Hungary and Poland plan nuclear to replace coal

05 March 2021

Hungary is now the sixth European country to bring forward its coal phaseout plan, announcing that it will shut its last remaining coal plant in 2025. Meanwhile Poland says its first nuclear power unit will be built in Gdansk and the second one probably at the site of its Belchatów coal plant.

Poland might build a nuclear unit at the Belchatów coal plant site (Image: Wikipedia)

Hungarian President János Áder announced the country’s original plan to exit coal by 2030 at the United Nations Climate Action Summit in New York in September 2019. He said Hungary would simultaneously increase its solar power capacity ten times and expand the capacity of its nuclear power plants. These efforts would mean that 90% of Hungary’s electricity production will be carbon-free within a decade, he said.

This week, the secretary of state for the Development of Circular Economy, Energy and Climate Policy, Attila Steiner, announced a more ambitious target during a meeting of the Powering Past Coal Alliance (PPCA), to bring forward Hungary's phaseout of coal to 2025. Hungary is to receive support from the EU’s new Just Transition Fund to support the transition of its coal regions, of which closure of the 884 MW Matra coal power plant is a part. PPCA is a coalition of national and sub-national governments, businesses and organisations working to advance the transition from unabated coal power generation to clean energy.

Hungary has four nuclear reactors generating about half of its electricity. In 2018, nuclear accounted for 49% of its electricity mix, natural gas for 23%, and coal for 15%.

The country has four nuclear units at Paks, which is 100 km south of Budapest. These are Russian-supplied VVER-440 pressurised water reactors, which started up between 1982 and 1987. Russia and Hungary signed an inter-governmental agreement in early 2014 for Russian enterprises and their international sub-contractors to supply two VVER-1200 reactors at Paks, including a Russian state loan of up to EUR10.0 billion (USD11.2 billion) to finance 80% of the project, which is known as Paks II. The Hungarian Energy and Public Utilities Regulatory Authority announced in November last year that it had approved Atomerőmű Zrt's plan to construct the two new units at the existing Paks plant site. A construction licence for the project is required from the nuclear regulator, the Hungarian Atomic Energy Authority, before building work can start.

Polish reactor at Belchatów

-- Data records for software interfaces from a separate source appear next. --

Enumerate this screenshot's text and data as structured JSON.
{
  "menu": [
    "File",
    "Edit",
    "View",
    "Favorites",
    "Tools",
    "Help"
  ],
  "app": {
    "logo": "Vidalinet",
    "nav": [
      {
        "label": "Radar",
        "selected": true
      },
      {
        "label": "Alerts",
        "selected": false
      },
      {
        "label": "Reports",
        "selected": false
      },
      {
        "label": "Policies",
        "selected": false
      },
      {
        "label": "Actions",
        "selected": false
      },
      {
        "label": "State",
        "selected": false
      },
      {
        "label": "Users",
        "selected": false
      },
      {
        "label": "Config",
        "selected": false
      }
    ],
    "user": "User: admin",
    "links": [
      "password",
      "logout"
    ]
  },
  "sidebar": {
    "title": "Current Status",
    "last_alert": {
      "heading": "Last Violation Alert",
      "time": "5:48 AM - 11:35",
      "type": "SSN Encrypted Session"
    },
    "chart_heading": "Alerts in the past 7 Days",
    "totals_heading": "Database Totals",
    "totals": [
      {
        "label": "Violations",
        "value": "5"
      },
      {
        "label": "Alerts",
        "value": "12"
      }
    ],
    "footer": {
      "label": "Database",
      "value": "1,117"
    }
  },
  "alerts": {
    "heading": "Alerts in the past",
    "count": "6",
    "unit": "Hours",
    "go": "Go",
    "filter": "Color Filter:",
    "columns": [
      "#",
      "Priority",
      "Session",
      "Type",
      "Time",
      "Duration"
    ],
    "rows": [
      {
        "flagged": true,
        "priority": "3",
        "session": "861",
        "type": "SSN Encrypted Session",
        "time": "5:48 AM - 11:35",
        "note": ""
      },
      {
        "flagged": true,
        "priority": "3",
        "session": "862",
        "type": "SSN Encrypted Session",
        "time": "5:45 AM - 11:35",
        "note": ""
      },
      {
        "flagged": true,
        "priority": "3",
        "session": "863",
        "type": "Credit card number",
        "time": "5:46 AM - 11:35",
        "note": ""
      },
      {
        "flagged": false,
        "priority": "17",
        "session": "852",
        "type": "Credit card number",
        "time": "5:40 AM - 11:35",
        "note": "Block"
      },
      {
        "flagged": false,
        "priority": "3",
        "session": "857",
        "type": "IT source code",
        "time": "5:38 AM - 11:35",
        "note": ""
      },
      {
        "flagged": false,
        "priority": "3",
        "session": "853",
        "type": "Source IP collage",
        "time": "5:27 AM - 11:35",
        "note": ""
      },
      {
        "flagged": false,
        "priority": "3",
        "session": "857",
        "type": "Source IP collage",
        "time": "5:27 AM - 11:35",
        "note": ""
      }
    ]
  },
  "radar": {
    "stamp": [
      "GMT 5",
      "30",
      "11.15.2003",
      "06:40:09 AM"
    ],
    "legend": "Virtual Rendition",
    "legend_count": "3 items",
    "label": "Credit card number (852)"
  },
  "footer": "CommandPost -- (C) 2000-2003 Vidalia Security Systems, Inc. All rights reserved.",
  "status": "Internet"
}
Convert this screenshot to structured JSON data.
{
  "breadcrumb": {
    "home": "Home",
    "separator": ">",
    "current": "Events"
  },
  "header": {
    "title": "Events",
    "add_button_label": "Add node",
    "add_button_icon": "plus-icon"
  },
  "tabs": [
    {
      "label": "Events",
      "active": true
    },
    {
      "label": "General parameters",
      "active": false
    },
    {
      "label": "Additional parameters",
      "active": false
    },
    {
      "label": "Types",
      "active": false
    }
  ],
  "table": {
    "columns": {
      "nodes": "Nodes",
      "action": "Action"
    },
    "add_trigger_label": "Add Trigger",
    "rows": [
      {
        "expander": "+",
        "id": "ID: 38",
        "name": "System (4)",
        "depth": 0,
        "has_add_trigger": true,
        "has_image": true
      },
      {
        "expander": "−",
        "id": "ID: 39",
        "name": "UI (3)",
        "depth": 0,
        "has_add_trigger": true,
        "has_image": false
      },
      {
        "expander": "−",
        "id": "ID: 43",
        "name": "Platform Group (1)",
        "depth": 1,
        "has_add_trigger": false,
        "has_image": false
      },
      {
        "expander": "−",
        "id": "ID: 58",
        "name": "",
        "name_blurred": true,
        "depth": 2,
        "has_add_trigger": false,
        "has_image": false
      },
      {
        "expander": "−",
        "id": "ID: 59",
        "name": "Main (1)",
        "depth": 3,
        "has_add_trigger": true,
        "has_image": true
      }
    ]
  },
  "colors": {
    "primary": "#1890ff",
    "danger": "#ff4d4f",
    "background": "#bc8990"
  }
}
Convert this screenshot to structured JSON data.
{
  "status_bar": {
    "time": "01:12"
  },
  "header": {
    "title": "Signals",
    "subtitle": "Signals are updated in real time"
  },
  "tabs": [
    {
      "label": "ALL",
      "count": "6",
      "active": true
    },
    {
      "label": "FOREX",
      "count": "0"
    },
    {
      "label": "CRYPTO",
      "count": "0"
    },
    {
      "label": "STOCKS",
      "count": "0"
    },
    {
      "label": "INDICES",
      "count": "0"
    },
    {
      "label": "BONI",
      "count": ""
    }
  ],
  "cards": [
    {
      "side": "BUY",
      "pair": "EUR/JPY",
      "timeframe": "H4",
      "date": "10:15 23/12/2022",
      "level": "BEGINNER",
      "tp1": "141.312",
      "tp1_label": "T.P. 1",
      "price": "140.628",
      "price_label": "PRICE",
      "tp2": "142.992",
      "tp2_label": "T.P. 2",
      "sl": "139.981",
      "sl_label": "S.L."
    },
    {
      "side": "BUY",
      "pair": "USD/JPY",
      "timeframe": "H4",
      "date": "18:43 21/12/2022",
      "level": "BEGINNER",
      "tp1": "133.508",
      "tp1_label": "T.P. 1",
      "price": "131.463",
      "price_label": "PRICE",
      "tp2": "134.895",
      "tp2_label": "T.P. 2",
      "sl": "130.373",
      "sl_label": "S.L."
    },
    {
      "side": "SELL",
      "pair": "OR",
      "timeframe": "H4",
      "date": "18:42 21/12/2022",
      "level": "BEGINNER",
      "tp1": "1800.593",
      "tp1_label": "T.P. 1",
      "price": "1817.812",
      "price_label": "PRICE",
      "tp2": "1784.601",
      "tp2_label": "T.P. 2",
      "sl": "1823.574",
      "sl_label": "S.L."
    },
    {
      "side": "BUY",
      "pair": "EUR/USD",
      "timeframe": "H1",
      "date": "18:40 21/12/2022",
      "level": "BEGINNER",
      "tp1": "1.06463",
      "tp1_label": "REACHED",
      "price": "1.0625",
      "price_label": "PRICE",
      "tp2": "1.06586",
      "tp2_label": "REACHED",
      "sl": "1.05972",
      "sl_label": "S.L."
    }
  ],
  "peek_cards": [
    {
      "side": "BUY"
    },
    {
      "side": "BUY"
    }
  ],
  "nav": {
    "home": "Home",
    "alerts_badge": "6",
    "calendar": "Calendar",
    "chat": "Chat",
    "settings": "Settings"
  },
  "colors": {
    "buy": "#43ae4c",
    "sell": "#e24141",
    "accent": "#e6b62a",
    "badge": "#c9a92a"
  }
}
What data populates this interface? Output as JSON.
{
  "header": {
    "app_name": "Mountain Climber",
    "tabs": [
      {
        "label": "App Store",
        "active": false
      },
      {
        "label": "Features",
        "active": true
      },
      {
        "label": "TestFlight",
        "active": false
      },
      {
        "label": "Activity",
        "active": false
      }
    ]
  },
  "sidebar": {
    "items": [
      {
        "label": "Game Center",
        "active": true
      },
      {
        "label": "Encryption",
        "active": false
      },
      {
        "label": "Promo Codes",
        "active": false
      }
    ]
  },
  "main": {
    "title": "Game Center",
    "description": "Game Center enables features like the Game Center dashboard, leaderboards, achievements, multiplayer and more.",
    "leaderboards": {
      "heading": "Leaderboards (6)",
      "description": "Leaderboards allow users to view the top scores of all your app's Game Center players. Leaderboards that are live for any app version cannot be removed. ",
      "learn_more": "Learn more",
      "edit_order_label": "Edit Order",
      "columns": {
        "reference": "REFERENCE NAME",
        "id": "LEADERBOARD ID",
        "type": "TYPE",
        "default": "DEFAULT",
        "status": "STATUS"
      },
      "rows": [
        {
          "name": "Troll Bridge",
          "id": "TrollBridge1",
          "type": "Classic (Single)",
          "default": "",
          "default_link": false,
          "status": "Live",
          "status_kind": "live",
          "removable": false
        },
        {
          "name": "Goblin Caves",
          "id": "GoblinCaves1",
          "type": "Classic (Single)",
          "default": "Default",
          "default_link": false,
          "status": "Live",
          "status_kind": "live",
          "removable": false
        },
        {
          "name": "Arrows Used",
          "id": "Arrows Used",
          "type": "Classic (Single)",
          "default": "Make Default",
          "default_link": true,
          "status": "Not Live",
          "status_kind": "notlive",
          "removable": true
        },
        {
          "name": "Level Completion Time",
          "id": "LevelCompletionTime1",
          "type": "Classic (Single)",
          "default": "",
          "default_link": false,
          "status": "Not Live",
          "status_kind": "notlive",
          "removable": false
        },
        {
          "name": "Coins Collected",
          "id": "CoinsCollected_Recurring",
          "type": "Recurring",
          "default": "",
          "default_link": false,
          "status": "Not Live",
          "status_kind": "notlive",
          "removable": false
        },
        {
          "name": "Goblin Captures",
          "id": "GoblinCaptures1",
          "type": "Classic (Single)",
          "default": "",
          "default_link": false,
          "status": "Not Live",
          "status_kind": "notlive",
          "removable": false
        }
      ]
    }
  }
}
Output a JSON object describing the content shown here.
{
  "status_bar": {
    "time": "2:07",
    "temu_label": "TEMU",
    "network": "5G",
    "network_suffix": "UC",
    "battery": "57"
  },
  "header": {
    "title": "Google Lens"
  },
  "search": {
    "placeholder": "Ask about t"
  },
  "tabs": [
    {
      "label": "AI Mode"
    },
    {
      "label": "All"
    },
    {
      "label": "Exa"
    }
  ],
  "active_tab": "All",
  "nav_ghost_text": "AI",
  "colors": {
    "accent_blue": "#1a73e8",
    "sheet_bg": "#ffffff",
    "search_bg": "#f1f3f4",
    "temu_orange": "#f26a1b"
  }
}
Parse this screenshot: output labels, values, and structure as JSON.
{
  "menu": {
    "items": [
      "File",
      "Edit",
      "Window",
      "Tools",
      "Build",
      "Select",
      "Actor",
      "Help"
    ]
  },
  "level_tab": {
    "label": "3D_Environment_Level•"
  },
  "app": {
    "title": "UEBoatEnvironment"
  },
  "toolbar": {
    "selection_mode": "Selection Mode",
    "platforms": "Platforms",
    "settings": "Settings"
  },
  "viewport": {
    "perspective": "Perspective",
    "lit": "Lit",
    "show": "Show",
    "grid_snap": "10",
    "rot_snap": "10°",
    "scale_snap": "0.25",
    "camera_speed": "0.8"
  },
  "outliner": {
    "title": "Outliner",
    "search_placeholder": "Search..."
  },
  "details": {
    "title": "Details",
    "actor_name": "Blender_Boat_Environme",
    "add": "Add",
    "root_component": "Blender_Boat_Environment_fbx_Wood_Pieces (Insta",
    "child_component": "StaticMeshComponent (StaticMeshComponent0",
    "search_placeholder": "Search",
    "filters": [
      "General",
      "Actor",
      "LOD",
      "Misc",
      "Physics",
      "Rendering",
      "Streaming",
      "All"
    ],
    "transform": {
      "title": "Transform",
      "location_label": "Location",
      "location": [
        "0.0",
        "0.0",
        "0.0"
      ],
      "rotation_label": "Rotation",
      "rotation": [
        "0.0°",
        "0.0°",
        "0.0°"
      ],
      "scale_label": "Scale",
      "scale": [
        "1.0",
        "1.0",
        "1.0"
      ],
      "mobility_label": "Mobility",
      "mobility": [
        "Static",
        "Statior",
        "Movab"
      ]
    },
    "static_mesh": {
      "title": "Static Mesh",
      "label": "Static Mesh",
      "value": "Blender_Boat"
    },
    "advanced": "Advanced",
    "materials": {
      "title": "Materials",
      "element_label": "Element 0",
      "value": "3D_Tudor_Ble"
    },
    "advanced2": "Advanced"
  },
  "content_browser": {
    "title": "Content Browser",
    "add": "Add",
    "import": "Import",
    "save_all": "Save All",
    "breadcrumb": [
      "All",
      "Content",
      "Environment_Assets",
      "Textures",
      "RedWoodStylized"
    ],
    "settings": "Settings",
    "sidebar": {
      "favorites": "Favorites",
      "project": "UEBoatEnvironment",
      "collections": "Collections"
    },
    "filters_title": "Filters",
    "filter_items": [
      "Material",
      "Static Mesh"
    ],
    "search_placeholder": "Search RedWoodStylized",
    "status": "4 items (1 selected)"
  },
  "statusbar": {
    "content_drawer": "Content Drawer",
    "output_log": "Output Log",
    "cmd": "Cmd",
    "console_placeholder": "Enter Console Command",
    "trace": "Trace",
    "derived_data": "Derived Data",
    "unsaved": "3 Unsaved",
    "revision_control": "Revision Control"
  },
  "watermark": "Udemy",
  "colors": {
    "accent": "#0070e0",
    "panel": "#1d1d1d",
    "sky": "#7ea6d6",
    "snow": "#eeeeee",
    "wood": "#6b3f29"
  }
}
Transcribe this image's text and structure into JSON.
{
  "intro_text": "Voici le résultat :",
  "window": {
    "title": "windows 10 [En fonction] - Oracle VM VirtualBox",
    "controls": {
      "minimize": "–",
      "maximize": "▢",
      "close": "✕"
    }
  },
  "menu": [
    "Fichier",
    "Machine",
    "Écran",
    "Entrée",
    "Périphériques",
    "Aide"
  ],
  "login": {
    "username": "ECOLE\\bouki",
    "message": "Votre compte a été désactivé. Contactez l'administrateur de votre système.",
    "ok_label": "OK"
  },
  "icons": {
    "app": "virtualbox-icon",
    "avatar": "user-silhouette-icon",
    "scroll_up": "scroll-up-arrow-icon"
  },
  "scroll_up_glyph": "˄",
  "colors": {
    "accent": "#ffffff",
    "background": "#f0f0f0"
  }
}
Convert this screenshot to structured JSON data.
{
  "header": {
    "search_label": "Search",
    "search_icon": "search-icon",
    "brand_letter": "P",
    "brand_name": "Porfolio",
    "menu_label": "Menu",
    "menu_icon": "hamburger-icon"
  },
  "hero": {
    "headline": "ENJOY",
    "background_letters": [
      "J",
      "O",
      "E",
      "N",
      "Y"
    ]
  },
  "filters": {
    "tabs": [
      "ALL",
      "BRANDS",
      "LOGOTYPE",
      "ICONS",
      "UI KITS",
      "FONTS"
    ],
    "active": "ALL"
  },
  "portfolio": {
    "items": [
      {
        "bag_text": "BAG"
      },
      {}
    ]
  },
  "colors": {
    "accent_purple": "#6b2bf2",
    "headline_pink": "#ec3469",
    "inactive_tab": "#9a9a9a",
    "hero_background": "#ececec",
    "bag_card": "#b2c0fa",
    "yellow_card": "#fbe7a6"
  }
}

Poland's Energy Policy for 2040 is based on three pillars: a just transition; a zero-emission energy system; and good air quality. As part of this policy, Poland plans to build six nuclear units by 2043.

Poland's Secretary of State for Strategic Energy Infrastructure Piotr Naimski told the RMF FM radio station on 3 March that the first unit will be built in Gdańsk Pomerania, and that this is expected to start operations in 2033. The second nuclear power plant will most likely be built at Belchatów, he added.

Asked if Poland could afford its nuclear power plant programme, he said: "Yes, Poland will be able to afford it. Will it be easy? No. It will be very, very difficult." The money for its clean energy transition "will come from our budget, for a large part or most of it," he said, adding, "We will also have the money to do so with European funds."

Naimski announced last week that the diplomatic notes Poland and the USA exchanged last year on cooperation in the development of Poland's civil nuclear power programme had officially entered into force. This means the USA now has 18 months to prepare both a technology and a financing offer to build nuclear power plants in Poland, he said.

The Polish government said in September last year that it plans to phase out coal more quickly than its previously stated ambition. The share of coal in the country's energy mix should fall to 35.6-56% in 10 years, which contrasts with the 56-60% provided for in a government report in November 2019. According to the latest plan, the share of coal in Polish energy consumption could fall to 11-28% by 2040, depending on whether the price of CO2 emissions permits will be cheaper or more expensive.

Researched and written by World Nuclear News